Imagine having to wait nine years to overtake a world record, only to be snatched back from you inside 200 days. Matthew Hayden, the former Australia opener, was on the top of the cricketing world, when he pummelled 380 against Zimbabwe, and in the process, overtook Brian Lara as the highest individual score in Test Cricket.

But Hayden’s crown did not last long as The Prince of Trinidad became the first batsman in history to reclaim a world record when on April 12, 2004 exactly 16 years ago produced scored brought up an unbeaten 400 against England at St John, Antigua to quite literally re-write the record books.

In 1994, it was at this very venue, against the same opponent, that Lara had surpassed Gary Sobers’ 365 with a pull off Chris Lewis that raced away to the boundary. In 2004, Lara was 35, with his best days behind him. England already 3-0 ahead in the series, with Lara himself going through a rough patch, scoring just 100 runs from six innings in the series.

Yet, on a placid surface, against a decent England attack, Lara batted on and produced yet another marathon innings. A little tentative to begin with, Lara was made to hope and fend against Steve Harmison’s barrage of bouncers. He was yet to score a run when a close caught behind call was turned down by Darren Hair, who co-incidentally was the umpire during Lara’s 375. Lara survived and never looked back.

Lara batted for 778 minutes, scoring 43 boundaries and four sixes. Chris Gayle’s 69 off 80 and Ramnaresh Sarwan’s 90 were reduced to nit even afterthoughts in front of what Lara was on his way to achieving. With a sweep off Gareth Batty, who had to bear the batsman’s wrath the most, Lara complete the single, helmet coming off, followed by an ecstatic leap in the air and a kiss planted on the surface. He had taken 185 days to reclaim his record back from Hayden.
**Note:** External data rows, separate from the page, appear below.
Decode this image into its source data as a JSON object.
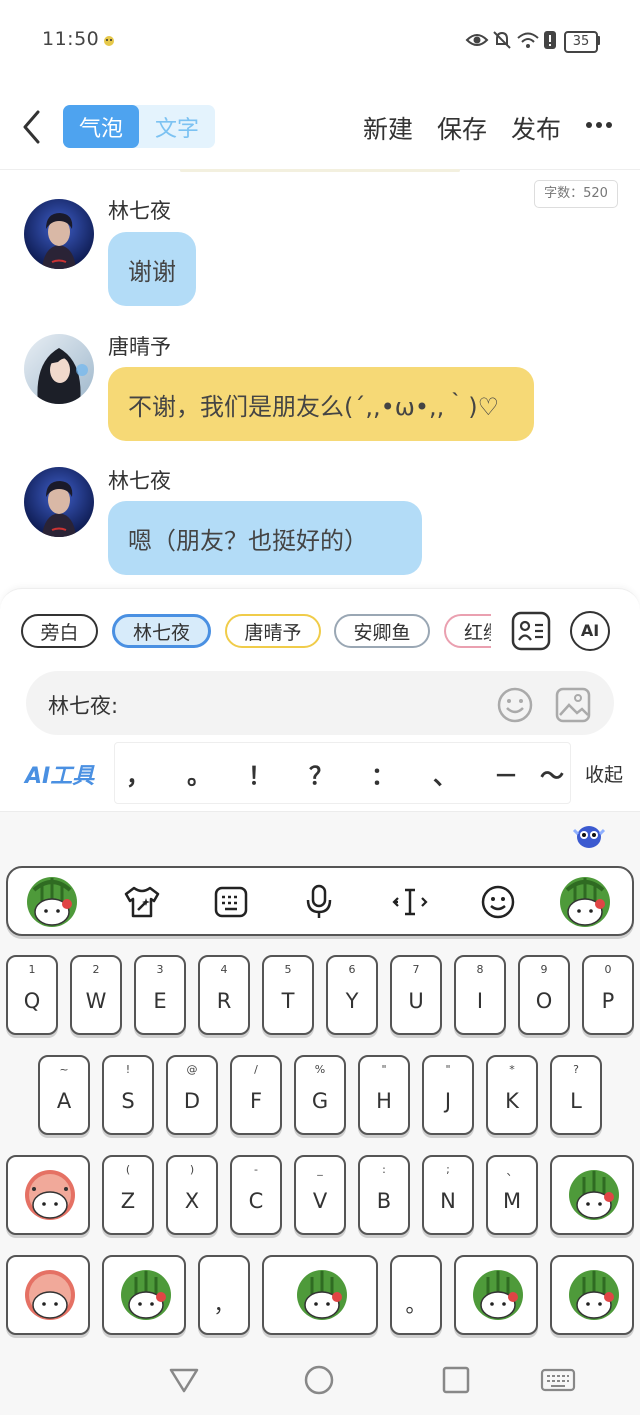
{
  "status_bar": {
    "time": "11:50",
    "battery": "35"
  },
  "header": {
    "tabs": [
      {
        "label": "气泡"
      },
      {
        "label": "文字"
      }
    ],
    "actions": {
      "new": "新建",
      "save": "保存",
      "publish": "发布"
    }
  },
  "word_count": "字数：520",
  "messages": [
    {
      "name": "林七夜",
      "text": "谢谢"
    },
    {
      "name": "唐晴予",
      "text": "不谢，我们是朋友么(´,,•ω•,,｀)♡"
    },
    {
      "name": "林七夜",
      "text": "嗯（朋友？也挺好的）"
    }
  ],
  "roles": [
    "旁白",
    "林七夜",
    "唐晴予",
    "安卿鱼",
    "红缨"
  ],
  "composer": {
    "value": "林七夜:"
  },
  "toolbar": {
    "ai_tools": "AI工具",
    "ai_label": "AI",
    "punctuation": [
      "，",
      "。",
      "！",
      "？",
      "：",
      "、",
      "－",
      "～"
    ],
    "collapse": "收起"
  },
  "keyboard": {
    "row1": [
      {
        "k": "Q",
        "s": "1"
      },
      {
        "k": "W",
        "s": "2"
      },
      {
        "k": "E",
        "s": "3"
      },
      {
        "k": "R",
        "s": "4"
      },
      {
        "k": "T",
        "s": "5"
      },
      {
        "k": "Y",
        "s": "6"
      },
      {
        "k": "U",
        "s": "7"
      },
      {
        "k": "I",
        "s": "8"
      },
      {
        "k": "O",
        "s": "9"
      },
      {
        "k": "P",
        "s": "0"
      }
    ],
    "row2": [
      {
        "k": "A",
        "s": "~"
      },
      {
        "k": "S",
        "s": "!"
      },
      {
        "k": "D",
        "s": "@"
      },
      {
        "k": "F",
        "s": "/"
      },
      {
        "k": "G",
        "s": "%"
      },
      {
        "k": "H",
        "s": "\""
      },
      {
        "k": "J",
        "s": "\""
      },
      {
        "k": "K",
        "s": "*"
      },
      {
        "k": "L",
        "s": "?"
      }
    ],
    "row3": [
      {
        "k": "Z",
        "s": "("
      },
      {
        "k": "X",
        "s": ")"
      },
      {
        "k": "C",
        "s": "-"
      },
      {
        "k": "V",
        "s": "_"
      },
      {
        "k": "B",
        "s": ":"
      },
      {
        "k": "N",
        "s": ";"
      },
      {
        "k": "M",
        "s": "、"
      }
    ],
    "comma": "，",
    "period": "。"
  },
  "colors": {
    "accent": "#4a90e2",
    "bubble_blue": "#b3dcf7",
    "bubble_yellow": "#f6d976"
  }
}
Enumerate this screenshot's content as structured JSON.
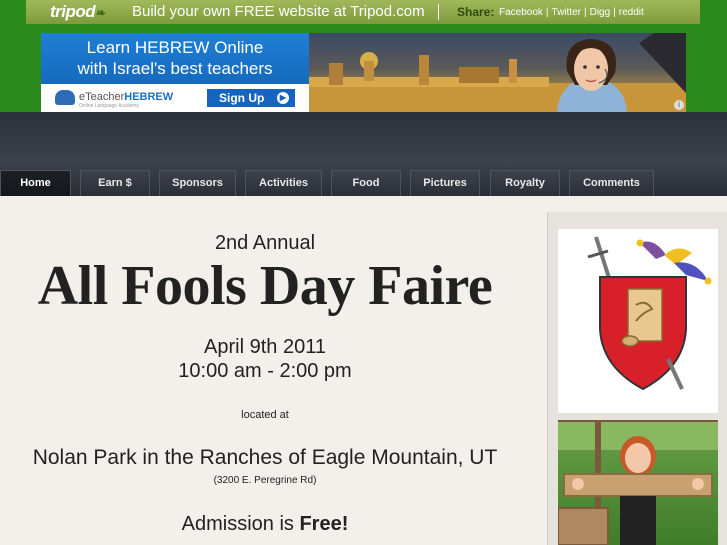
{
  "tripod_bar": {
    "logo": "tripod",
    "tagline": "Build your own FREE website at Tripod.com",
    "share_label": "Share:",
    "share_links": [
      "Facebook",
      "Twitter",
      "Digg",
      "reddit"
    ]
  },
  "ad": {
    "headline_1": "Learn HEBREW Online",
    "headline_2": "with Israel's best teachers",
    "brand_prefix": "eTeacher",
    "brand_suffix": "HEBREW",
    "brand_sub": "Online Language Academy",
    "signup": "Sign Up",
    "info_icon": "i"
  },
  "nav": {
    "tabs": [
      "Home",
      "Earn $",
      "Sponsors",
      "Activities",
      "Food",
      "Pictures",
      "Royalty",
      "Comments"
    ],
    "active": "Home"
  },
  "main": {
    "subtitle": "2nd Annual",
    "title": "All Fools Day Faire",
    "date": "April 9th 2011",
    "time": "10:00 am - 2:00 pm",
    "located": "located at",
    "venue": "Nolan Park in the Ranches of Eagle Mountain, UT",
    "address": "(3200 E. Peregrine Rd)",
    "admission_prefix": "Admission is ",
    "admission_value": "Free!"
  },
  "colors": {
    "page_bg": "#2a8a1c",
    "content_bg": "#f3f0eb",
    "nav_bg": "#2c3038",
    "ad_blue": "#1565c0"
  }
}
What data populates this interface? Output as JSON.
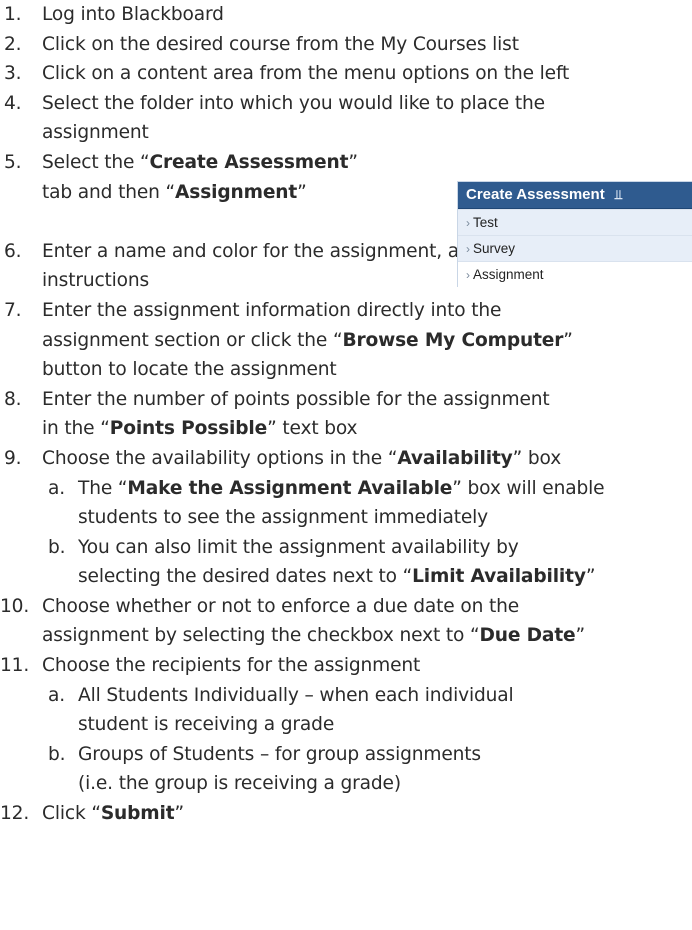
{
  "steps": [
    {
      "num": "1.",
      "text": "Log into Blackboard"
    },
    {
      "num": "2.",
      "text": "Click on the desired course from the My Courses list"
    },
    {
      "num": "3.",
      "text": "Click on a content area from the menu options on the left"
    },
    {
      "num": "4.",
      "line1": "Select the folder into which you would like to place the",
      "line2": "assignment"
    },
    {
      "num": "5.",
      "pre": "Select the “",
      "bold1": "Create Assessment",
      "mid": "”",
      "line2_pre": "tab and then “",
      "bold2": "Assignment",
      "line2_post": "”"
    },
    {
      "num": "6.",
      "line1": "Enter a name and color for the assignment, as well as",
      "line2": "instructions"
    },
    {
      "num": "7.",
      "line1": "Enter the assignment information directly into the",
      "line2_pre": "assignment section or click the “",
      "bold": "Browse My Computer",
      "line2_post": "”",
      "line3": "button to locate the assignment"
    },
    {
      "num": "8.",
      "line1": "Enter the number of points possible for the assignment",
      "line2_pre": "in the “",
      "bold": "Points Possible",
      "line2_post": "” text box"
    },
    {
      "num": "9.",
      "pre": "Choose the availability options in the “",
      "bold": "Availability",
      "post": "” box"
    },
    {
      "num": "10.",
      "line1_pre": "Choose whether or not to enforce a due date on the",
      "line2_pre": "assignment by selecting the checkbox next to “",
      "bold": "Due Date",
      "line2_post": "”"
    },
    {
      "num": "11.",
      "text": "Choose the recipients for the assignment"
    },
    {
      "num": "12.",
      "pre": "Click “",
      "bold": "Submit",
      "post": "”"
    }
  ],
  "sub9": [
    {
      "num": "a.",
      "pre": "The “",
      "bold": "Make the Assignment Available",
      "post": "” box will enable",
      "line2": "students to see the assignment immediately"
    },
    {
      "num": "b.",
      "line1": "You can also limit the assignment availability by",
      "line2_pre": "selecting the desired dates next to “",
      "bold": "Limit Availability",
      "line2_post": "”"
    }
  ],
  "sub11": [
    {
      "num": "a.",
      "line1": "All Students Individually – when each individual",
      "line2": "student is receiving a grade"
    },
    {
      "num": "b.",
      "line1": "Groups of Students – for group assignments",
      "line2": "(i.e. the group is receiving a grade)"
    }
  ],
  "menu": {
    "header": "Create Assessment",
    "header_icon": "double-chevron-down-icon",
    "items": [
      "Test",
      "Survey",
      "Assignment"
    ],
    "active_item": "Assignment",
    "colors": {
      "header_bg": "#2f5b8f",
      "item_bg": "#e7eef8"
    }
  }
}
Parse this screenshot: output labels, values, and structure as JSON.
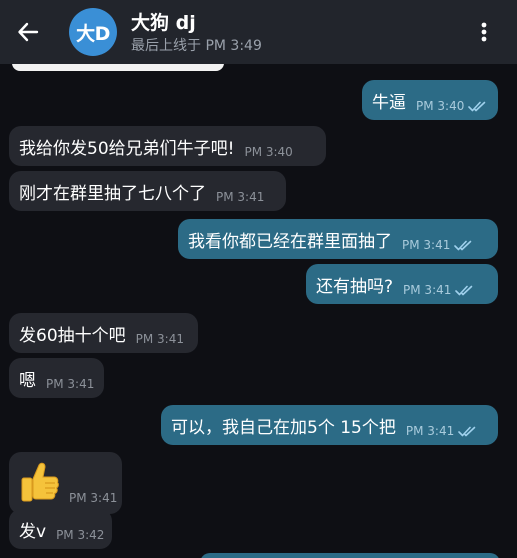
{
  "header": {
    "avatar_text": "大D",
    "name": "大狗 dj",
    "status": "最后上线于 PM 3:49"
  },
  "colors": {
    "header_bg": "#22252c",
    "chat_bg": "#0e0f14",
    "incoming_bubble": "#26282f",
    "outgoing_bubble": "#2c6b86",
    "avatar_bg": "#3a8fd6"
  },
  "messages": [
    {
      "dir": "out",
      "text": "牛逼",
      "time": "PM 3:40",
      "read": true
    },
    {
      "dir": "in",
      "text": "我给你发50给兄弟们牛子吧!",
      "time": "PM 3:40"
    },
    {
      "dir": "in",
      "text": "刚才在群里抽了七八个了",
      "time": "PM 3:41"
    },
    {
      "dir": "out",
      "text": "我看你都已经在群里面抽了",
      "time": "PM 3:41",
      "read": true
    },
    {
      "dir": "out",
      "text": "还有抽吗?",
      "time": "PM 3:41",
      "read": true
    },
    {
      "dir": "in",
      "text": "发60抽十个吧",
      "time": "PM 3:41"
    },
    {
      "dir": "in",
      "text": "嗯",
      "time": "PM 3:41"
    },
    {
      "dir": "out",
      "text": "可以，我自己在加5个 15个把",
      "time": "PM 3:41",
      "read": true
    },
    {
      "dir": "in",
      "emoji": "thumbs-up",
      "time": "PM 3:41"
    },
    {
      "dir": "in",
      "text": "发v",
      "time": "PM 3:42"
    }
  ]
}
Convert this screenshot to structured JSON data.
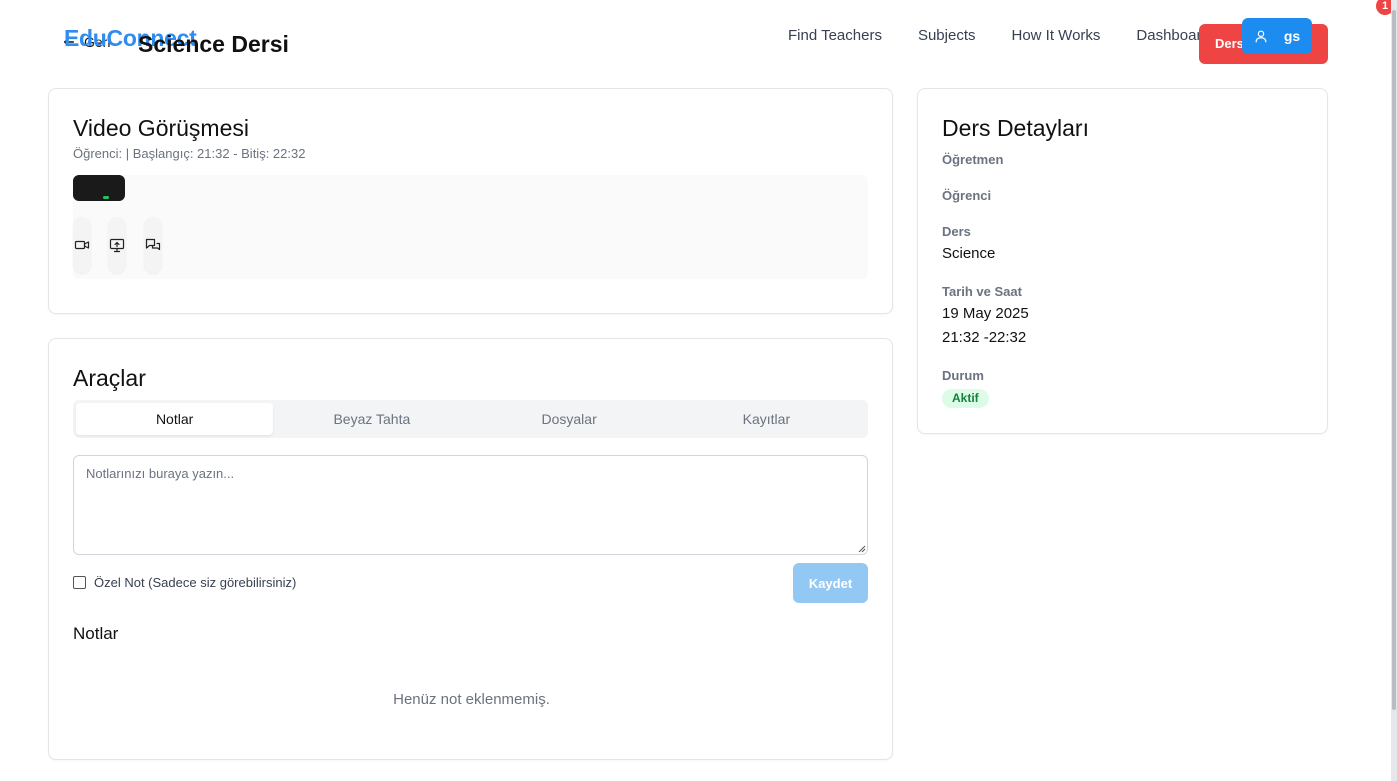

He and Ridley Jacobs had put on an unbeaten 282 runs for the fifth wicket with the wicketkeeper batsman scoring a century himself. In a decision that raised quite a few eyebrows, Lara did not close the innings overnight. West Indies carried on, Lara and Jacobs continuing to stretch the innings. Lara hinted at going for 750, the highest England had ever conceded and eventually declared at 751.

West Indies gave themselves a good chance of finishing 1-3 after bowling England out cheaply for 285 in the first innings, despite a free-wheeling hundred from Andrew Flintoff, and with Pedro Collins and Tino Best sharing seven wickets. However, following on, England were much better as they grinded West Indies’ bowling into the mat. Michael Vaughan scored 160 and he and Marcus Trescothick batted 57 overs together to put on 182 for the first wicket. The England captain stayed put for 347 minutes to score 140 and the visitors batted out the final day losing only 5 wickets.